● **Requirement**
All that is needed is the listing, given back exactly.

● **Data**
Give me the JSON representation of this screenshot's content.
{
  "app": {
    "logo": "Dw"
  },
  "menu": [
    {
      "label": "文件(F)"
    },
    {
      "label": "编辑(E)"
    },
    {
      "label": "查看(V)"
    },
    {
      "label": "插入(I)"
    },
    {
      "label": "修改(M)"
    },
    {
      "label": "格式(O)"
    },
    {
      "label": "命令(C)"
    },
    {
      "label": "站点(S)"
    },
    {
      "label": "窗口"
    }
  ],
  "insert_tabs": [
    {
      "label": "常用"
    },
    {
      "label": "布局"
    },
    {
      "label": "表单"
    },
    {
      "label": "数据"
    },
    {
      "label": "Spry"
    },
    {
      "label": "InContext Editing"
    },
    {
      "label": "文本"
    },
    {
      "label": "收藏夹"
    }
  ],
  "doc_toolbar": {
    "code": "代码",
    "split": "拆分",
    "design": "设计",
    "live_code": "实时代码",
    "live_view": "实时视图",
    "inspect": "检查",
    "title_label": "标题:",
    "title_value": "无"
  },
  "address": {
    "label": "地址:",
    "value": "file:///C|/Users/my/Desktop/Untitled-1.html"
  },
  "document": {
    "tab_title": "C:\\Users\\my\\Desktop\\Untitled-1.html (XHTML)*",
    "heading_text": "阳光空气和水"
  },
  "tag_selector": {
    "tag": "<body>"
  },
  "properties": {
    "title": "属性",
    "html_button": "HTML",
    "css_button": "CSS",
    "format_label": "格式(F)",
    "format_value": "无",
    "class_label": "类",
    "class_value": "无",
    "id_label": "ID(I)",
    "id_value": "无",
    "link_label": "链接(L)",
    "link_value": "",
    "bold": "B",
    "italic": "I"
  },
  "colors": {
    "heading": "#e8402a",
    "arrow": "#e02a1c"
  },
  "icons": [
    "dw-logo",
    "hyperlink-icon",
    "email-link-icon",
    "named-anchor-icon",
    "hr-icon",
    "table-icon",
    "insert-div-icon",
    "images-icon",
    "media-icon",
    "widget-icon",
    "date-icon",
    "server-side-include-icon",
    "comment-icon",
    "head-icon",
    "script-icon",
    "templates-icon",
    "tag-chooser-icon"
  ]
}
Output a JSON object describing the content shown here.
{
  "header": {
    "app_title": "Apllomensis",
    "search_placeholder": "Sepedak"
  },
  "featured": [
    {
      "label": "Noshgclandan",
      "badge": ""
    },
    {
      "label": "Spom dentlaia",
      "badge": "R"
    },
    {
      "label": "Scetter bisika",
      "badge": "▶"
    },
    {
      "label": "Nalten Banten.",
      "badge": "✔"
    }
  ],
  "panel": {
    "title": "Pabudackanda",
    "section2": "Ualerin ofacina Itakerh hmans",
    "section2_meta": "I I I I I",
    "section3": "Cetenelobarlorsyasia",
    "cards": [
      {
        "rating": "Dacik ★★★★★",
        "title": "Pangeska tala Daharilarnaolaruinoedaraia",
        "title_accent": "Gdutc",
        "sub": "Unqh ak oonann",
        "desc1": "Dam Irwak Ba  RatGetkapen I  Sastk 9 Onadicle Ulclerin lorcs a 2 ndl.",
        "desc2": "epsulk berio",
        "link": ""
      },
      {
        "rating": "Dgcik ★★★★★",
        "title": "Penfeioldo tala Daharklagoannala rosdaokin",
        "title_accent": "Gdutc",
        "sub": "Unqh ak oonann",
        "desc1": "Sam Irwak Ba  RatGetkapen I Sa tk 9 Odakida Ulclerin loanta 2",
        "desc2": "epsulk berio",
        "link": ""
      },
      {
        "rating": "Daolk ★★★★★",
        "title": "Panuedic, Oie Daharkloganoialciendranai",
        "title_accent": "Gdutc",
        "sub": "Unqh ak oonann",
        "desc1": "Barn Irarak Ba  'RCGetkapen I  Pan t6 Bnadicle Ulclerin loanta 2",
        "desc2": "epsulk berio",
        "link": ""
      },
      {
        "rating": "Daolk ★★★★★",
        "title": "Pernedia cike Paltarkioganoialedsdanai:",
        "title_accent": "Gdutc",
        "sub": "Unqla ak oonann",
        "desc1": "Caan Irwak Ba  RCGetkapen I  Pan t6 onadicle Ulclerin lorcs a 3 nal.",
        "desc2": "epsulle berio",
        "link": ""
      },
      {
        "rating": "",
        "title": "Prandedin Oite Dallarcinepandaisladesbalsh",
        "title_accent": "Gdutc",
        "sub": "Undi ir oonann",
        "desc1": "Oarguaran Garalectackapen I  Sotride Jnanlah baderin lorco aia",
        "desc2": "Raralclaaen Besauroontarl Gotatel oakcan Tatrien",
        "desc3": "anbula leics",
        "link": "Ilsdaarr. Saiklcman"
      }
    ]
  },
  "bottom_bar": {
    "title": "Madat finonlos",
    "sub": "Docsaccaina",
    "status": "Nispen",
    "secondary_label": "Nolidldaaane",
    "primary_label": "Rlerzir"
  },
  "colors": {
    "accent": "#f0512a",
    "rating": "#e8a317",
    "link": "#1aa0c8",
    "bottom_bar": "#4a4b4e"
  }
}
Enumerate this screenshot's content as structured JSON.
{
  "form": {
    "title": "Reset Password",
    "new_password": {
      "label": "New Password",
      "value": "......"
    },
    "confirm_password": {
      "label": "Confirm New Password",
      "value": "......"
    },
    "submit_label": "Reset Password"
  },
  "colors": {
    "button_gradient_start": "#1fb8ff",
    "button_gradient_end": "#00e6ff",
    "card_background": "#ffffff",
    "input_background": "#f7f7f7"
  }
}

● **Your response**
Give me the JSON representation of this screenshot's content.
{
  "app": {
    "logo": "Dw"
  },
  "menu": [
    {
      "label": "文件(F)"
    },
    {
      "label": "编辑(E)"
    },
    {
      "label": "查看(V)"
    },
    {
      "label": "插入(I)"
    },
    {
      "label": "修改(M)"
    },
    {
      "label": "格式(O)"
    },
    {
      "label": "命令(C)"
    },
    {
      "label": "站点(S)"
    },
    {
      "label": "窗口"
    }
  ],
  "insert_tabs": [
    {
      "label": "常用"
    },
    {
      "label": "布局"
    },
    {
      "label": "表单"
    },
    {
      "label": "数据"
    },
    {
      "label": "Spry"
    },
    {
      "label": "InContext Editing"
    },
    {
      "label": "文本"
    },
    {
      "label": "收藏夹"
    }
  ],
  "doc_toolbar": {
    "code": "代码",
    "split": "拆分",
    "design": "设计",
    "live_code": "实时代码",
    "live_view": "实时视图",
    "inspect": "检查",
    "title_label": "标题:",
    "title_value": "无"
  },
  "address": {
    "label": "地址:",
    "value": "file:///C|/Users/my/Desktop/Untitled-1.html"
  },
  "document": {
    "tab_title": "C:\\Users\\my\\Desktop\\Untitled-1.html (XHTML)*",
    "heading_text": "阳光空气和水"
  },
  "tag_selector": {
    "tag": "<body>"
  },
  "properties": {
    "title": "属性",
    "html_button": "HTML",
    "css_button": "CSS",
    "format_label": "格式(F)",
    "format_value": "无",
    "class_label": "类",
    "class_value": "无",
    "id_label": "ID(I)",
    "id_value": "无",
    "link_label": "链接(L)",
    "link_value": "",
    "bold": "B",
    "italic": "I"
  },
  "colors": {
    "heading": "#e8402a",
    "arrow": "#e02a1c"
  },
  "icons": [
    "dw-logo",
    "hyperlink-icon",
    "email-link-icon",
    "named-anchor-icon",
    "hr-icon",
    "table-icon",
    "insert-div-icon",
    "images-icon",
    "media-icon",
    "widget-icon",
    "date-icon",
    "server-side-include-icon",
    "comment-icon",
    "head-icon",
    "script-icon",
    "templates-icon",
    "tag-chooser-icon"
  ]
}
Output a JSON object describing the content shown here.
{
  "header": {
    "app_title": "Apllomensis",
    "search_placeholder": "Sepedak"
  },
  "featured": [
    {
      "label": "Noshgclandan",
      "badge": ""
    },
    {
      "label": "Spom dentlaia",
      "badge": "R"
    },
    {
      "label": "Scetter bisika",
      "badge": "▶"
    },
    {
      "label": "Nalten Banten.",
      "badge": "✔"
    }
  ],
  "panel": {
    "title": "Pabudackanda",
    "section2": "Ualerin ofacina Itakerh hmans",
    "section2_meta": "I I I I I",
    "section3": "Cetenelobarlorsyasia",
    "cards": [
      {
        "rating": "Dacik ★★★★★",
        "title": "Pangeska tala Daharilarnaolaruinoedaraia",
        "title_accent": "Gdutc",
        "sub": "Unqh ak oonann",
        "desc1": "Dam Irwak Ba  RatGetkapen I  Sastk 9 Onadicle Ulclerin lorcs a 2 ndl.",
        "desc2": "epsulk berio",
        "link": ""
      },
      {
        "rating": "Dgcik ★★★★★",
        "title": "Penfeioldo tala Daharklagoannala rosdaokin",
        "title_accent": "Gdutc",
        "sub": "Unqh ak oonann",
        "desc1": "Sam Irwak Ba  RatGetkapen I Sa tk 9 Odakida Ulclerin loanta 2",
        "desc2": "epsulk berio",
        "link": ""
      },
      {
        "rating": "Daolk ★★★★★",
        "title": "Panuedic, Oie Daharkloganoialciendranai",
        "title_accent": "Gdutc",
        "sub": "Unqh ak oonann",
        "desc1": "Barn Irarak Ba  'RCGetkapen I  Pan t6 Bnadicle Ulclerin loanta 2",
        "desc2": "epsulk berio",
        "link": ""
      },
      {
        "rating": "Daolk ★★★★★",
        "title": "Pernedia cike Paltarkioganoialedsdanai:",
        "title_accent": "Gdutc",
        "sub": "Unqla ak oonann",
        "desc1": "Caan Irwak Ba  RCGetkapen I  Pan t6 onadicle Ulclerin lorcs a 3 nal.",
        "desc2": "epsulle berio",
        "link": ""
      },
      {
        "rating": "",
        "title": "Prandedin Oite Dallarcinepandaisladesbalsh",
        "title_accent": "Gdutc",
        "sub": "Undi ir oonann",
        "desc1": "Oarguaran Garalectackapen I  Sotride Jnanlah baderin lorco aia",
        "desc2": "Raralclaaen Besauroontarl Gotatel oakcan Tatrien",
        "desc3": "anbula leics",
        "link": "Ilsdaarr. Saiklcman"
      }
    ]
  },
  "bottom_bar": {
    "title": "Madat finonlos",
    "sub": "Docsaccaina",
    "status": "Nispen",
    "secondary_label": "Nolidldaaane",
    "primary_label": "Rlerzir"
  },
  "colors": {
    "accent": "#f0512a",
    "rating": "#e8a317",
    "link": "#1aa0c8",
    "bottom_bar": "#4a4b4e"
  }
}
Enumerate this screenshot's content as structured JSON.
{
  "form": {
    "title": "Reset Password",
    "new_password": {
      "label": "New Password",
      "value": "......"
    },
    "confirm_password": {
      "label": "Confirm New Password",
      "value": "......"
    },
    "submit_label": "Reset Password"
  },
  "colors": {
    "button_gradient_start": "#1fb8ff",
    "button_gradient_end": "#00e6ff",
    "card_background": "#ffffff",
    "input_background": "#f7f7f7"
  }
}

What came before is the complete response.